To do:
Could you please output all of the records exactly?

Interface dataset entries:
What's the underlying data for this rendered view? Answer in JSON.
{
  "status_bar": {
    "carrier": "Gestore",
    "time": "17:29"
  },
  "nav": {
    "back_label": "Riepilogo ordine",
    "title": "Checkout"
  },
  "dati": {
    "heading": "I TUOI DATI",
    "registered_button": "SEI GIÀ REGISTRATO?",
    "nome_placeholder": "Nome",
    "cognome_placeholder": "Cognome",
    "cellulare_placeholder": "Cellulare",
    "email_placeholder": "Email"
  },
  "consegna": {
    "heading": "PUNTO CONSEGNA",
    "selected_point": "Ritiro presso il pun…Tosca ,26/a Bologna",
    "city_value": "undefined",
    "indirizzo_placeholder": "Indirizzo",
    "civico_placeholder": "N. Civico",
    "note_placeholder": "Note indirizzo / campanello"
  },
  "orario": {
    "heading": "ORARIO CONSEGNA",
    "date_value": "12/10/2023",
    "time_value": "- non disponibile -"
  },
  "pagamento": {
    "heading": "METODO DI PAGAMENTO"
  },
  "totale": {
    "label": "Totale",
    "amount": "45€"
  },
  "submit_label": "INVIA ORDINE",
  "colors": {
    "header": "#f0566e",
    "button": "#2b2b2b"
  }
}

Response to this task:
What's the underlying data for this rendered view? Answer in JSON.
{
  "status_bar": {
    "carrier": "Gestore",
    "time": "17:29"
  },
  "nav": {
    "back_label": "Riepilogo ordine",
    "title": "Checkout"
  },
  "dati": {
    "heading": "I TUOI DATI",
    "registered_button": "SEI GIÀ REGISTRATO?",
    "nome_placeholder": "Nome",
    "cognome_placeholder": "Cognome",
    "cellulare_placeholder": "Cellulare",
    "email_placeholder": "Email"
  },
  "consegna": {
    "heading": "PUNTO CONSEGNA",
    "selected_point": "Ritiro presso il pun…Tosca ,26/a Bologna",
    "city_value": "undefined",
    "indirizzo_placeholder": "Indirizzo",
    "civico_placeholder": "N. Civico",
    "note_placeholder": "Note indirizzo / campanello"
  },
  "orario": {
    "heading": "ORARIO CONSEGNA",
    "date_value": "12/10/2023",
    "time_value": "- non disponibile -"
  },
  "pagamento": {
    "heading": "METODO DI PAGAMENTO"
  },
  "totale": {
    "label": "Totale",
    "amount": "45€"
  },
  "submit_label": "INVIA ORDINE",
  "colors": {
    "header": "#f0566e",
    "button": "#2b2b2b"
  }
}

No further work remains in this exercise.